As the classic college saying goes, mo' homework, mo' problems. But a few B.I.G. papers might be worth it to puff up the old transcript with an upcoming course offering at New York University's Clive Davis Institute of Recorded Music. The course, "Topics: Sean Combs & Urban Culture," as its title suggests, plans to explore the history of the multifaceted businessman/musician/actor/philanthropist/public icon Sean Combs, a.k.a. Puff Daddy, a.k.a. Diddy, a.k.a. Puff Daddy again.
The class falls under the curriculum heading "History and Criticism" at the music engineering school, which itself is part of NYU's Tisch School of the Arts. It will be worth two credits. The course catalogue notes:
Though sometimes not treated with seriousness he deserves, Combs has had a profound effect on global culture of the last twenty years. Through the success of his Bad Boy Records label, which distributed genre-defining artists like the Notorious B.I.G., Combs helped forever alter and change the sound and visuals of hip hop and R&B. Combs drew on Russell early business success to redefine the image of the hip-hop entrepreneur as aggressive, brash and full of self-assured swagger. He also helped redefine the concept of celebrity branded entertainment and he mainstreamed innovative marketing techniques (like street teams) in the music industry.
This class will investigate the social and cultural and political changes of the 1990s and how Sean Combs was catapulted to success by those changes. Through critical readings, viewings and listening assignments, the brilliance, tragedy, strategy and serial entrepreneurship of Sean Combs will be interpreted, discussed and dissected.
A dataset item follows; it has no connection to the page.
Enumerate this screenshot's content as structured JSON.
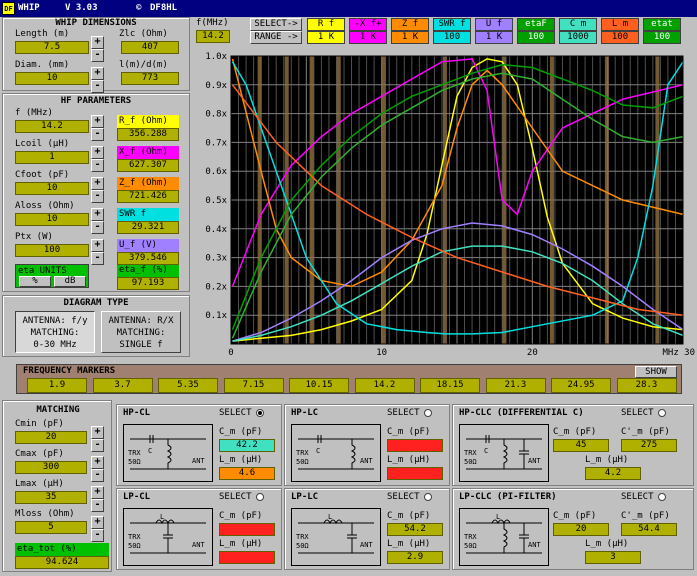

The class is being taught by former Bad Boy Vice President of Marketing and Promotions Jayson Jackson, whose other roles have included serving as Director of Marketing for Urban Music for Elektra and helping to put together The Miseducation of Lauryn Hill. Given the insider perspective, this is basically like taking a class on the Declaration of Independence taught by Samuel Adams (the noted signer the beer is named after)—in both cases the syllabus is all about the Benjamins.